Councillor Rhiannon Spear, SNP, has said she was “scared for her safety” after being harassed by the man from another party.
It came as female councillors called for an end to the “toxic” atmosphere in politics at a full Glasgow City Council meeting yesterday.
Her SNP colleague, Councillor Jen Layden, the city’s convener for equalities and human rights, added: “Being told that you can ‘squeeze by me anytime’ is disgusting, and going on Twitter and telling female councillors you know where they live is just creepy.
“Every male councillor in this chamber really has to reflect on their behaviour.”
The pair are among a number of female councillors stepping down ahead of May’s elections. They were speaking as the council passed a motion, brought by Labour councillor Maggie McTernan, on the “worrying trend” of women leaving, or not standing for election in, local politics.
Recounting her experience, Councillor Spear, a mum, said: “Within the first few months of being elected, a married male councillor consistently wanted to touch and hug me in my professional workplace.
“He wanted my personal number, he invited me out for dates. When I challenged him, he followed me to my car to the point where I was scared for my safety and had to call the police.
“When I raised it with his party, I was told that it was his word against mine but they would have a word with him and that a line was drawn under it.”
She added: “When you ridicule and patronise me for being passionate about women’s issues in this chamber, it does nothing but expose you for the misogynists that you are.
“It allows you to uphold the old boys’ club that has been going on in this chamber for decades. I am so happy that I am leaving on my terms.”
Councillor Layden said the culture in the city chamber is “woefully poor”. “We have had female councillors have to go to the police, have to go to court, not be able to attend surgeries because of their own personal safety.
“It is people in this chamber, it is male councillors that are using language, and putting it in the press, and putting it on social media, that puts us at risk. Being called ‘sweetheart’ or ‘darling’ is unacceptable, I am a councillor.”

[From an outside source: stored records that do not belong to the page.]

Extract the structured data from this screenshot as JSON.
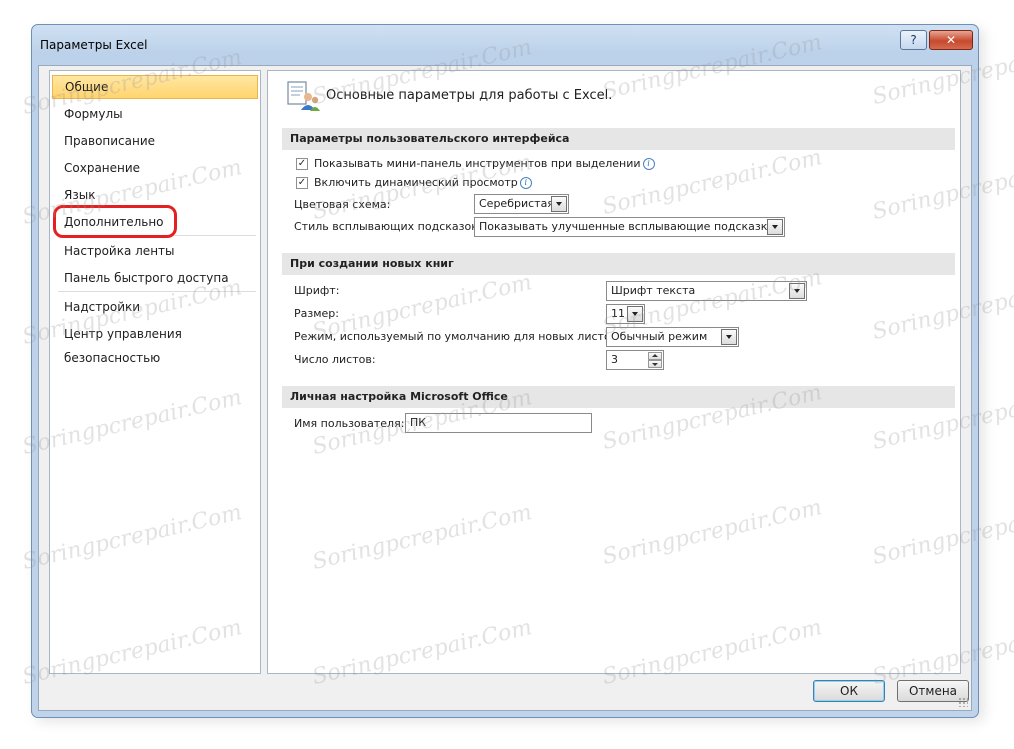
{
  "window": {
    "title": "Параметры Excel",
    "help_label": "?",
    "close_label": "✕"
  },
  "nav": {
    "items": [
      {
        "label": "Общие"
      },
      {
        "label": "Формулы"
      },
      {
        "label": "Правописание"
      },
      {
        "label": "Сохранение"
      },
      {
        "label": "Язык"
      },
      {
        "label": "Дополнительно"
      },
      {
        "label": "Настройка ленты"
      },
      {
        "label": "Панель быстрого доступа"
      },
      {
        "label": "Надстройки"
      },
      {
        "label": "Центр управления безопасностью"
      }
    ],
    "selected": "Общие",
    "highlighted": "Дополнительно"
  },
  "content": {
    "header_title": "Основные параметры для работы с Excel.",
    "ui_section": {
      "title": "Параметры пользовательского интерфейса",
      "mini_toolbar_label": "Показывать мини-панель инструментов при выделении",
      "mini_toolbar_checked": true,
      "live_preview_label": "Включить динамический просмотр",
      "live_preview_checked": true,
      "color_scheme_label": "Цветовая схема:",
      "color_scheme_value": "Серебристая",
      "tooltip_style_label": "Стиль всплывающих подсказок:",
      "tooltip_style_value": "Показывать улучшенные всплывающие подсказки"
    },
    "new_book_section": {
      "title": "При создании новых книг",
      "font_label": "Шрифт:",
      "font_value": "Шрифт текста",
      "size_label": "Размер:",
      "size_value": "11",
      "view_label": "Режим, используемый по умолчанию для новых листов:",
      "view_value": "Обычный режим",
      "sheets_label": "Число листов:",
      "sheets_value": "3"
    },
    "personal_section": {
      "title": "Личная настройка Microsoft Office",
      "username_label": "Имя пользователя:",
      "username_value": "ПК"
    }
  },
  "footer": {
    "ok_label": "ОК",
    "cancel_label": "Отмена"
  },
  "watermark": "Soringpcrepair.Com",
  "colors": {
    "selected_nav_bg": "#ffd46e",
    "highlight_ring": "#e52020",
    "section_header_bg": "#e6e6e6"
  }
}
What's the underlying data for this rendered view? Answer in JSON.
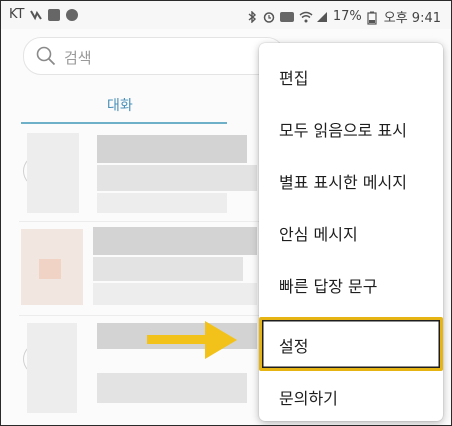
{
  "status_bar": {
    "carrier": "KT",
    "battery": "17%",
    "time": "오후 9:41"
  },
  "search": {
    "placeholder": "검색"
  },
  "tabs": [
    {
      "label": "대화"
    }
  ],
  "menu": {
    "items": [
      {
        "label": "편집"
      },
      {
        "label": "모두 읽음으로 표시"
      },
      {
        "label": "별표 표시한 메시지"
      },
      {
        "label": "안심 메시지"
      },
      {
        "label": "빠른 답장 문구"
      },
      {
        "label": "설정",
        "highlighted": true
      },
      {
        "label": "문의하기"
      }
    ]
  },
  "colors": {
    "accent": "#4a90b8",
    "highlight_border": "#e6b514",
    "arrow": "#f2c21b"
  },
  "icons": [
    "search-icon",
    "arrow-right-icon",
    "bluetooth-icon",
    "alarm-icon",
    "wifi-icon",
    "signal-icon",
    "battery-icon"
  ]
}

She hopes training for councillors on misogyny and violence against women will be prioritised.
Councillor Aileen McKenzie, Labour, said council leader Susan Aitken had a stalker, who was tried and convicted, yet “was ruthlessly pursued by small men over the use of taxis for her own personal safety”. She criticised the “toxic” environment and accused some male councillors of “aggressive, misogynistic behaviour.”
Bailie Dr Soryia Siddique, Labour, said Muslim women “face even more discrimination”. She asked: “Is it acceptable that I am the only elected woman of colour in the largest authority in Scotland and sometimes the only diverse voice at meetings in the most diverse ward in Scotland?
“When we elect representatives that look and have similar lived experiences as the communities they represent, we make better decisions.”
SNP Councillor Anna Richardson, city convener for sustainability and carbon reduction, who also won’t seek re-election, said: “When seeking selection in 2015, a member of my own branch expressed concern that with three young kids, how would I be able to cope with council as well?
“I assured him that having raised three children under five, I could do just about anything. It was light-hearted but it stayed with me as a reminder that those attitudes are still there.”
The Langside councillor said it had been “deeply fulfilling” to show her children “what it means to believe that things can be better and be part of making that change”.
Councillor Kim Long, Greens, won’t seek re-election, and she believes local councillors pay is the “single biggest barrier to gender balance in local government.”
“The allowance when I was elected was £17k and given Scottish councillors work on average 37 hours a week, we literally do not earn a living.
“People who are more likely to experience poverty, including BAME people, trans people and disabled people, are further from being able to take on a job with low pay and because women’s greater care responsibilities leave a finite number of hours for earning an income, we are ruled out from doing or staying in this job.”
Councillor McTernan, who is also stepping down, said: “Women are half the population and this should be reflected in our council chambers. This matters because our councils do not reflect the lived experience of the people they seek to represent.
“If we want more women in councils then we need to listen to women, to listen to why they are not standing or why they are standing down and we need to address the range of barriers that we face.”
A report on any necessary changes to council policy to help remove barriers to elected office will now be produced after Councillor McTernan’s motion was passed.